Can you talk about some of the challenges you’ve faced over the years?
It’s been very, very difficult...I thought the government should help us, but that was really a stretch because fashion designers had not been recognized as a pillar of culture in Canada. And Fashion Week costs us in excess of $1 million each week. We get $7,500 from the City of Toronto each season. So do we get support? No. Now we certainly get support from Mayor David Miller [in that] we’re allowed to have our public event in a public space—but it’s not paid for, so I’ve relied on corporate sponsorship. I think that’s healthy business.
There are a number of new sponsors involved with the upcoming shows, including LG Canada. How did that partnership come about and how will it impact the event?
Well LG likes fashion because LG likes design. And where is there going to be the most obvious and newest design but on a runway? So it’s a natural fit. Our challenge and desire is to incorporate the LG intelligence electronically with fashion so more people can see my designers and more people can see LG’s phones. We’re going to have a great time this season, particularly at the closing night gala [LG Fashion Fusion]. There’s a concert with Maroon 5, and we have secured some interesting designers. There’s some very, very good fashion happening that’s not strictly runway. That will be exciting.
You’re launching a second runway this year in a space called the Studio. Can you tell us a bit about that?
We were hoping that designers would play it up a bit and do something interesting in there. If it just comes out as an elegant perfect second runway room that functions, then O.K.
How do you measure the success of the event?
I really love speaking to students at the high school and university level. In the first few years...I’d ask the students to name their favourite brands and I would get everybody from Europe and America—Calvin Klein, Donna Karan, Armani, Prada, etc. But in the last two years I get a lot of Canadian designers, so that says to me we must be making a difference.
This is your third season in the tents at Nathan Phillips Square. How has that move from Exhibition Place impacted the event?

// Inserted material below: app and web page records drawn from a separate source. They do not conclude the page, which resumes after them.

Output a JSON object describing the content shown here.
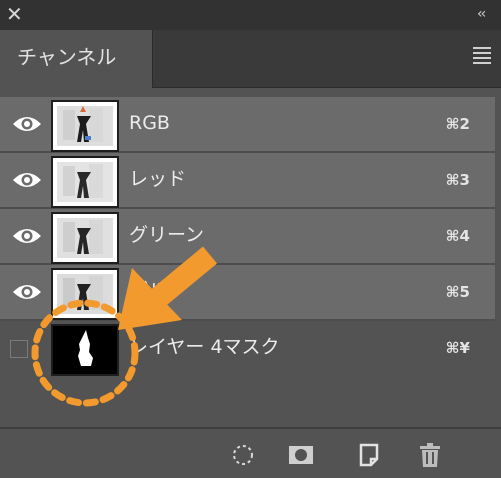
{
  "panel": {
    "close_icon": "✕",
    "collapse_icon": "‹‹",
    "tab_label": "チャンネル",
    "menu_icon": "hamburger-menu-icon"
  },
  "channels": [
    {
      "name": "RGB",
      "shortcut": "⌘2",
      "visible": true
    },
    {
      "name": "レッド",
      "shortcut": "⌘3",
      "visible": true
    },
    {
      "name": "グリーン",
      "shortcut": "⌘4",
      "visible": true
    },
    {
      "name": "ブルー",
      "shortcut": "⌘5",
      "visible": true
    },
    {
      "name": "レイヤー 4マスク",
      "shortcut": "⌘¥",
      "visible": false
    }
  ],
  "footer_icons": [
    "load-selection-icon",
    "save-selection-icon",
    "new-channel-icon",
    "trash-icon"
  ],
  "colors": {
    "panel_bg": "#535353",
    "row_bg": "#6b6b6b",
    "annotation_orange": "#f29a2e"
  }
}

It’s been a bloody nightmare. It’s like going to Algonquin Park. It’s not like you can turn on the lights—there’s no switch. There’s no bathroom. There’s nothing. It’s been a huge undertaking, extremely costly. But having our own house of fashion? Fabulous.
Then why not stay at Exhibition Place?

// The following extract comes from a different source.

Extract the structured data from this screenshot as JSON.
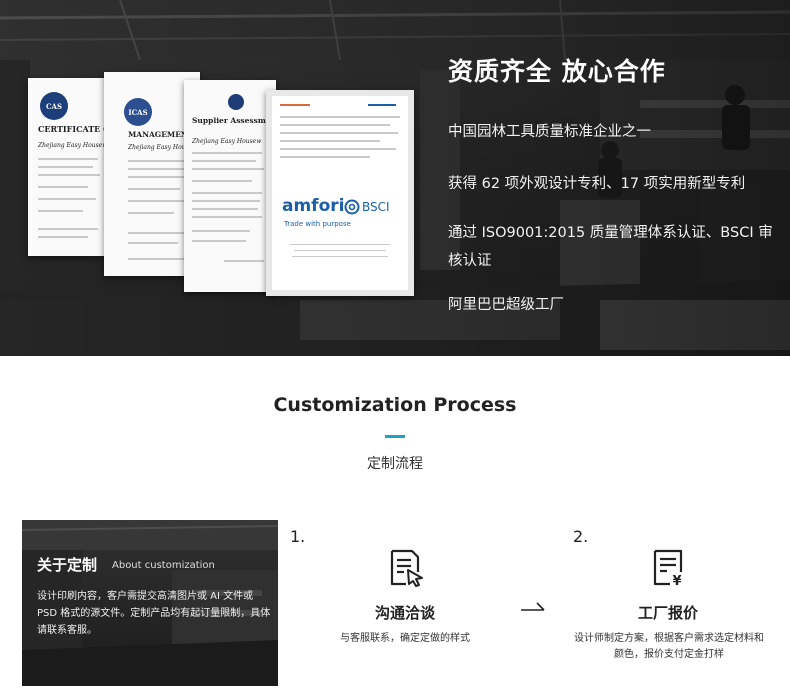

Well Nathan Phillips Square is much more accessible for our industry and it of course affords more visibility for our industry. Even though Muzik and the Liberty Grand [are not far from the FDCC offices], it’s way too far [from the downtown core]. What I noticed right away is that the industry networks now between shows, and before they would come out and go back to work...But [the tents are] too small for us, which is a real problem. The layout is really too small.
Is there any way to expand it?
No. We’re at a few limits. There is a weight limit [on the Square] and also because it’s a public space there has to be access for the public to get through into City Hall.
So what do you see happening as the event continues to grow?
Well, I’d like to have a building that we would have Fashion Week in and where we would have other fashion things happening. I’d like to have a building on the water; I think it’s really inspirational down there.
When might that happen?
Within a maximum of three years. You’ve got to have a dream, so you might as well dream big. We’re all writing the book here as we go along…the more successful this week's event is, the more successful the industry and the designers will be.